Dubai: Owners of small and medium enterprises accused MPs of failing more than 17,000 Kuwaiti family heads, following the decision by the National Assembly to drop the financial security law in its session on Thursday, which has left their future in a precarious state as they face mounting bills with a limited cash flow.
They expressed their anger at the Kuwaiti MPs, who rejected the draft law in the latest parliament session to provide financing for businesses impacted by the coronavirus preventative measures, known as the financial security law, in its second deliberation, Al Qabas newspaper reported.
The business owners emphasized their plight saying that more than 17,000 Kuwaiti family heads are facing difficult circumstances as their businesses are suffering while they are stressed by obligations such as rents, employees’ salaries, and the dues of the suppliers. Many of them have post-dated checks, and lease lawsuits, in addition to labor lawsuits that are expected to go to the judiciary, which has caused concern of ending up in prison when all they wished for is to be successful businessmen.
They denounced some MP’s abuse of the law, saying to Al-Qabas daily: “The National Assembly dropped the financial security law without providing the slightest solutions to save them or improve their financial conditions, which has collapsed due to the suspension of work and the total and partial curfew to stem the spread of the coronavirus.”
They added, “We were suspicious of the government’s intentions, but we did not expect that the blow would come to us from the nation’s MPs, who are entrusted with the role of preserving the people’s interests.

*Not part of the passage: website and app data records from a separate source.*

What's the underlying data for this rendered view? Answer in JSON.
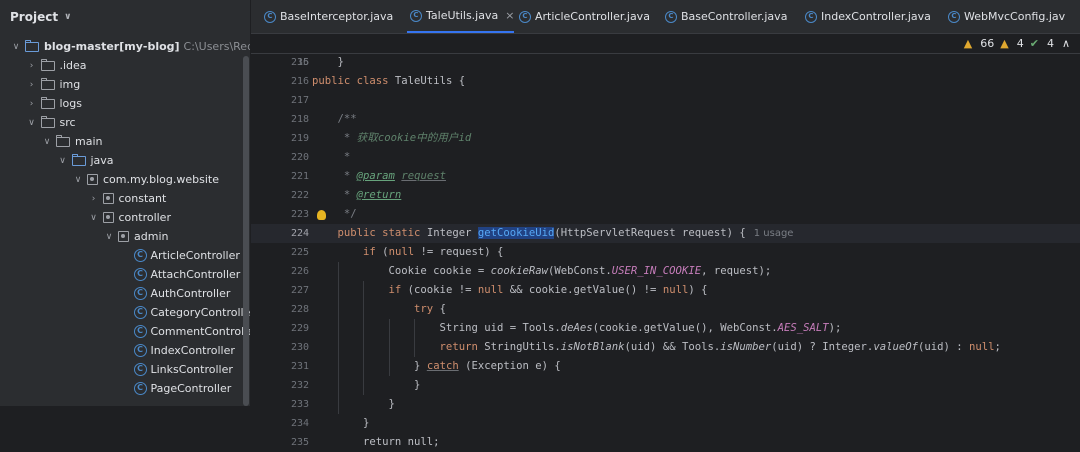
{
  "project": {
    "title": "Project",
    "tree": [
      {
        "label": "blog-master",
        "module": "[my-blog]",
        "path": "C:\\Users\\RedTeam\\",
        "icon": "folder-blue-icon",
        "indent": 0,
        "expanded": true
      },
      {
        "label": ".idea",
        "icon": "folder-icon",
        "indent": 1,
        "expanded": false
      },
      {
        "label": "img",
        "icon": "folder-icon",
        "indent": 1,
        "expanded": false
      },
      {
        "label": "logs",
        "icon": "folder-icon",
        "indent": 1,
        "expanded": false
      },
      {
        "label": "src",
        "icon": "folder-icon",
        "indent": 1,
        "expanded": true
      },
      {
        "label": "main",
        "icon": "folder-icon",
        "indent": 2,
        "expanded": true
      },
      {
        "label": "java",
        "icon": "folder-blue-icon",
        "indent": 3,
        "expanded": true
      },
      {
        "label": "com.my.blog.website",
        "icon": "package-icon",
        "indent": 4,
        "expanded": true
      },
      {
        "label": "constant",
        "icon": "package-icon",
        "indent": 5,
        "expanded": false
      },
      {
        "label": "controller",
        "icon": "package-icon",
        "indent": 5,
        "expanded": true
      },
      {
        "label": "admin",
        "icon": "package-icon",
        "indent": 6,
        "expanded": true
      },
      {
        "label": "ArticleController",
        "icon": "class-icon",
        "indent": 7
      },
      {
        "label": "AttachController",
        "icon": "class-icon",
        "indent": 7
      },
      {
        "label": "AuthController",
        "icon": "class-icon",
        "indent": 7
      },
      {
        "label": "CategoryController",
        "icon": "class-icon",
        "indent": 7
      },
      {
        "label": "CommentController",
        "icon": "class-icon",
        "indent": 7
      },
      {
        "label": "IndexController",
        "icon": "class-icon",
        "indent": 7
      },
      {
        "label": "LinksController",
        "icon": "class-icon",
        "indent": 7
      },
      {
        "label": "PageController",
        "icon": "class-icon",
        "indent": 7
      }
    ]
  },
  "tabs": [
    {
      "label": "BaseInterceptor.java",
      "active": false
    },
    {
      "label": "TaleUtils.java",
      "active": true
    },
    {
      "label": "ArticleController.java",
      "active": false
    },
    {
      "label": "BaseController.java",
      "active": false
    },
    {
      "label": "IndexController.java",
      "active": false
    },
    {
      "label": "WebMvcConfig.jav",
      "active": false
    }
  ],
  "sticky": {
    "line": "36",
    "code": [
      {
        "t": "public class ",
        "c": "kw"
      },
      {
        "t": "TaleUtils {",
        "c": ""
      }
    ]
  },
  "inspections": {
    "warnings": "66",
    "weak_warnings": "4",
    "ok": "4"
  },
  "code_lines": [
    {
      "n": "215",
      "code": [
        {
          "t": "    }",
          "c": ""
        }
      ]
    },
    {
      "n": "216",
      "code": []
    },
    {
      "n": "217",
      "code": []
    },
    {
      "n": "218",
      "code": [
        {
          "t": "    /**",
          "c": "cm"
        }
      ]
    },
    {
      "n": "219",
      "code": [
        {
          "t": "     * ",
          "c": "cm"
        },
        {
          "t": "获取cookie中的用户id",
          "c": "cmi"
        }
      ]
    },
    {
      "n": "220",
      "code": [
        {
          "t": "     *",
          "c": "cm"
        }
      ]
    },
    {
      "n": "221",
      "code": [
        {
          "t": "     * ",
          "c": "cm"
        },
        {
          "t": "@param",
          "c": "tag"
        },
        {
          "t": " ",
          "c": "cm"
        },
        {
          "t": "request",
          "c": "cmi und"
        }
      ]
    },
    {
      "n": "222",
      "code": [
        {
          "t": "     * ",
          "c": "cm"
        },
        {
          "t": "@return",
          "c": "tag"
        }
      ]
    },
    {
      "n": "223",
      "code": [
        {
          "t": "     */",
          "c": "cm"
        }
      ]
    },
    {
      "n": "224",
      "current": true,
      "code": [
        {
          "t": "    public static ",
          "c": "kw"
        },
        {
          "t": "Integer ",
          "c": ""
        },
        {
          "t": "getCookieUid",
          "c": "fn hl"
        },
        {
          "t": "(HttpServletRequest request) {",
          "c": ""
        }
      ],
      "usage": "1 usage"
    },
    {
      "n": "225",
      "code": [
        {
          "t": "        if ",
          "c": "kw"
        },
        {
          "t": "(",
          "c": ""
        },
        {
          "t": "null",
          "c": "kw"
        },
        {
          "t": " != request) {",
          "c": ""
        }
      ]
    },
    {
      "n": "226",
      "code": [
        {
          "t": "            Cookie cookie = ",
          "c": ""
        },
        {
          "t": "cookieRaw",
          "c": "st"
        },
        {
          "t": "(WebConst.",
          "c": ""
        },
        {
          "t": "USER_IN_COOKIE",
          "c": "fld"
        },
        {
          "t": ", request);",
          "c": ""
        }
      ]
    },
    {
      "n": "227",
      "code": [
        {
          "t": "            if ",
          "c": "kw"
        },
        {
          "t": "(cookie != ",
          "c": ""
        },
        {
          "t": "null",
          "c": "kw"
        },
        {
          "t": " && cookie.getValue() != ",
          "c": ""
        },
        {
          "t": "null",
          "c": "kw"
        },
        {
          "t": ") {",
          "c": ""
        }
      ]
    },
    {
      "n": "228",
      "code": [
        {
          "t": "                try ",
          "c": "kw"
        },
        {
          "t": "{",
          "c": ""
        }
      ]
    },
    {
      "n": "229",
      "code": [
        {
          "t": "                    String uid = Tools.",
          "c": ""
        },
        {
          "t": "deAes",
          "c": "st"
        },
        {
          "t": "(cookie.getValue(), WebConst.",
          "c": ""
        },
        {
          "t": "AES_SALT",
          "c": "fld"
        },
        {
          "t": ");",
          "c": ""
        }
      ]
    },
    {
      "n": "230",
      "code": [
        {
          "t": "                    return ",
          "c": "kw"
        },
        {
          "t": "StringUtils.",
          "c": ""
        },
        {
          "t": "isNotBlank",
          "c": "st"
        },
        {
          "t": "(uid) && Tools.",
          "c": ""
        },
        {
          "t": "isNumber",
          "c": "st"
        },
        {
          "t": "(uid) ? Integer.",
          "c": ""
        },
        {
          "t": "valueOf",
          "c": "st"
        },
        {
          "t": "(uid) : ",
          "c": ""
        },
        {
          "t": "null",
          "c": "kw"
        },
        {
          "t": ";",
          "c": ""
        }
      ]
    },
    {
      "n": "231",
      "code": [
        {
          "t": "                } ",
          "c": ""
        },
        {
          "t": "catch",
          "c": "kw und"
        },
        {
          "t": " (Exception e) {",
          "c": ""
        }
      ]
    },
    {
      "n": "232",
      "code": [
        {
          "t": "                }",
          "c": ""
        }
      ]
    },
    {
      "n": "233",
      "code": [
        {
          "t": "            }",
          "c": ""
        }
      ]
    },
    {
      "n": "234",
      "code": [
        {
          "t": "        }",
          "c": ""
        }
      ]
    },
    {
      "n": "235",
      "code": [
        {
          "t": "        return null;",
          "c": ""
        }
      ]
    }
  ]
}
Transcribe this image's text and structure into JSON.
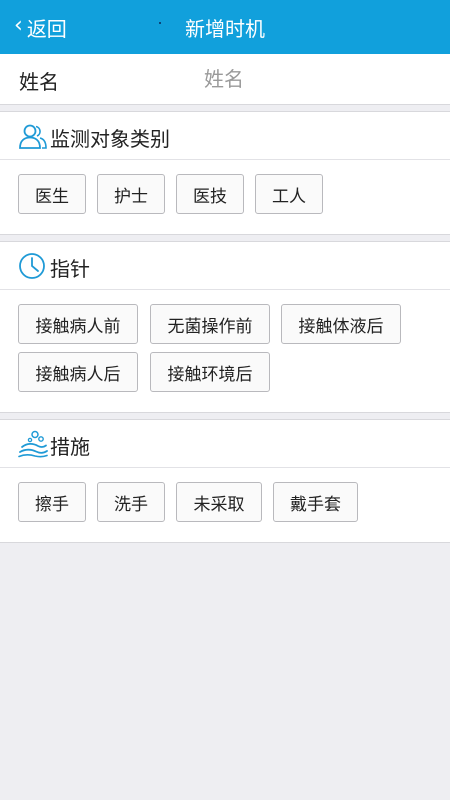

Unfortunately, some MPs stood against the financial security law for political and electoral reasons, not technical ones.”
Al Qabas daily quoted the entrepreneur Dhari Al Mithen as saying, “Refusing to pass the bill will have a negative impact on most companies, most of which will be forced into closure and to liquidate their businesses, especially with the inability of some of them to pay their financial obligations in light of the difficult circumstances the market is going through.”
He continued: “The next stage will also witness a significant increase in the number of court cases that real estate owners will file against the tenants, due to their inability to pay rents and financial obligations incurred as a result of the coronavirus crisis.”